Pointing out that aid was often given for military reasons than for humanitarian purposes (“Getting the men back to the front … and trying to spare the state as many war pension as possible”), he also answers questions raised by industrialised warfare and large-scale killing, such as “What happened when more people were killed than could possibly be buried properly?” A landmark in the medical historiography of the Great War, Before My Helpless Sight is a surprising accessible read.
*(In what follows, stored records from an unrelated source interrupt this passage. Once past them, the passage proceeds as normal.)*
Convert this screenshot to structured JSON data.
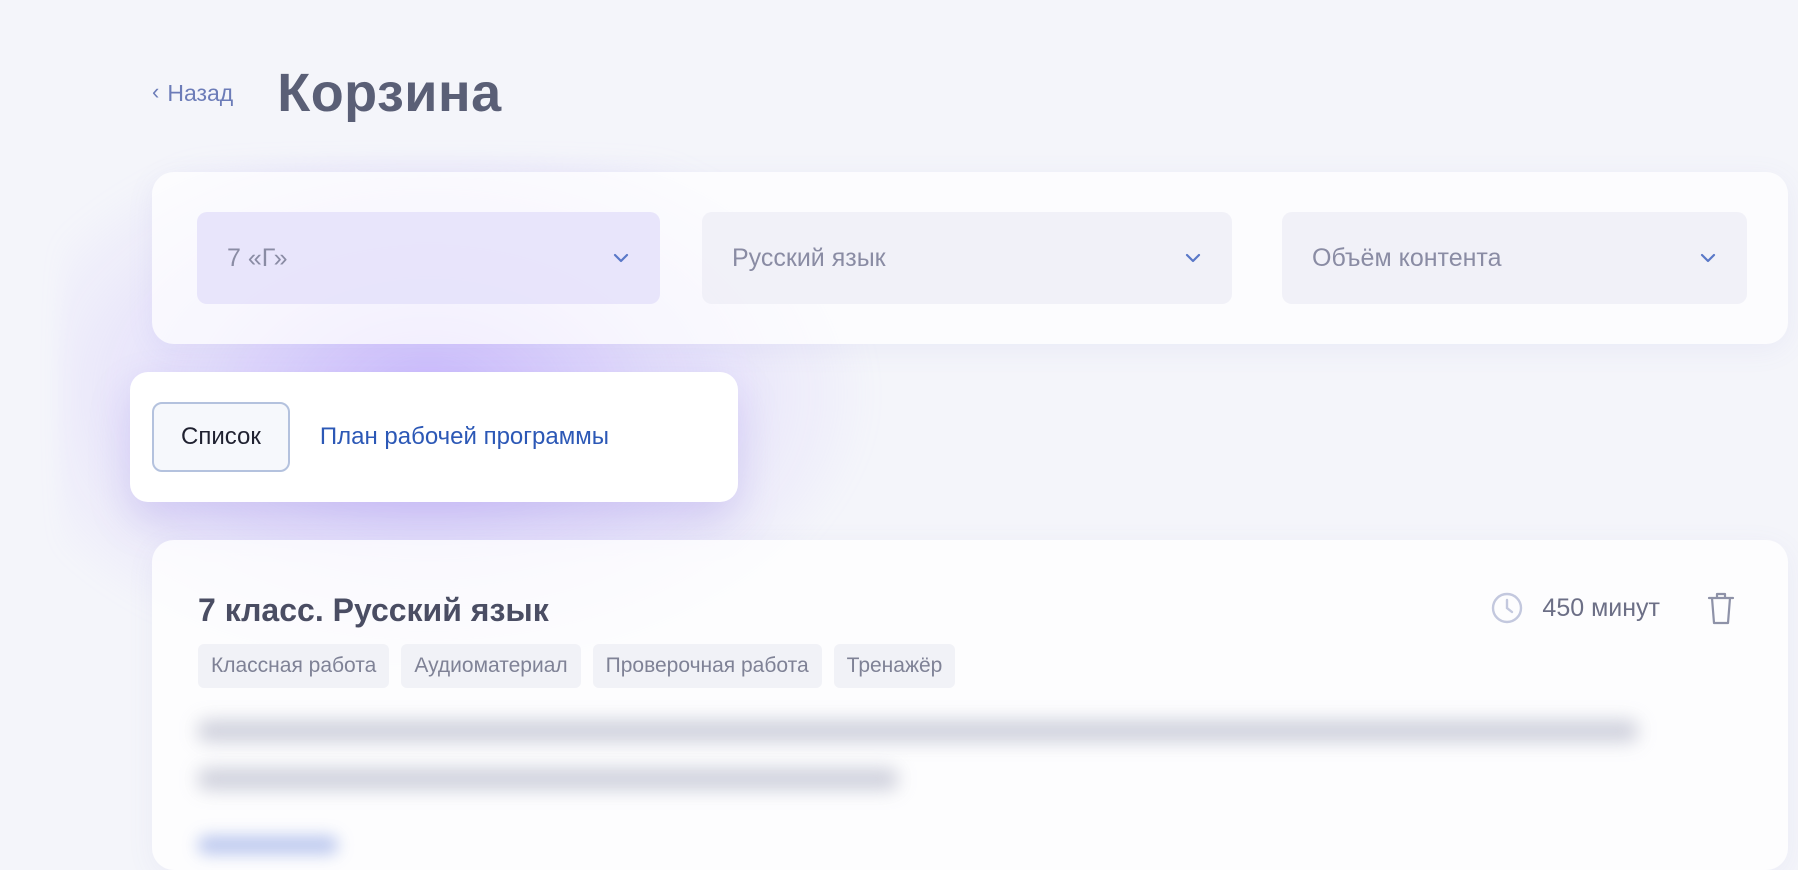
{
  "header": {
    "back_label": "Назад",
    "title": "Корзина"
  },
  "filters": {
    "class_select": {
      "value": "7 «Г»"
    },
    "subject_select": {
      "value": "Русский язык"
    },
    "volume_select": {
      "placeholder": "Объём контента"
    }
  },
  "view_tabs": {
    "list_label": "Список",
    "plan_label": "План рабочей программы",
    "selected": "Список"
  },
  "course": {
    "title": "7 класс. Русский язык",
    "duration": "450 минут",
    "tags": [
      "Классная работа",
      "Аудиоматериал",
      "Проверочная работа",
      "Тренажёр"
    ]
  },
  "colors": {
    "accent": "#2c58b6",
    "background": "#f4f5fa",
    "glow": "#aa8cff"
  },
  "icons": {
    "back": "chevron-left-icon",
    "select_arrow": "chevron-down-icon",
    "duration": "clock-icon",
    "delete": "trash-icon"
  }
}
All beautiful in Flanders Fields  By Annemie Reyntjens (Davidsfonds, 2014, in Dutch/English)
A picture paints a thousand words might come to mind as you peruse Flemish photographer Annemie Reyntjens portraits of Flanders Fields. Following the trails of the war and spending 200 days among the cemeteries and memorials, she offers a visual ode to the departed. Her luxurious large-format photo book has additional information in both English and Dutch about the sites and the soldiers. Some of the captured silence, morbid and serene at once, is better illustrated by accompanying poems. “They shall not grow old, as we that are left grow old / Age shall not weary them, nor the years condemn / At the going down of the sun and in the morning / We will remember them”.

The war online

A few local online resources with information about activities taking place over the next four years not only remind us of what happened between 1914 and 1918 but also helps to organise our personal commemorations of the Great War. The Flemish government’s site www.2014-18.be offers news about activities, exhibitions and other notable commemorations in four languages. There are links to international web pages, and a subject search enables visitors to look for specific information.

The federal website www.be14-18.be offers an agenda in four languages emphasising the big national ceremonies in Liège, Mons (where the first British soldier fell), Ypres, Nieuwpoort, Passchendaele and Brussels, but also mentions exhibitions, publications and activities, such as the nationwide military commemoration programme.

The website www.wo1.be, in Dutch and English, focuses on activities in the Westhoek, the West Flanders region of Diksmuide, Ypres and Veurne, where most of the action took place. There’s a database with all the local war monuments, battlefields and cemeteries and a summary of the events in the region. You’ll also find information on books and museums, and even a GPS page where you can download the data to navigate easily towards all the sites.

First World War

Claiming the lives of more than nine million people and destroying entire cities and villages in Europe, the Great War was one of the most dramatic armed conflicts in human history. It lasted from 1914 to 1918.
Flanders Field - For four years, a tiny corner of Flanders known as the Westhoek became one of the war’s major battlefields.
Untouched - Poperinge, near Ypres, was one of the few towns in Flanders that remained unoccupied for most of the war.
Cemetery - The Tyne Cot graveyard in Passchendaele is the largest Commonwealth cemetery in the world.
550 000

lives lost in West Flanders

368 000

annual visitors to the Westhoek

1 914

First Battle of Ypres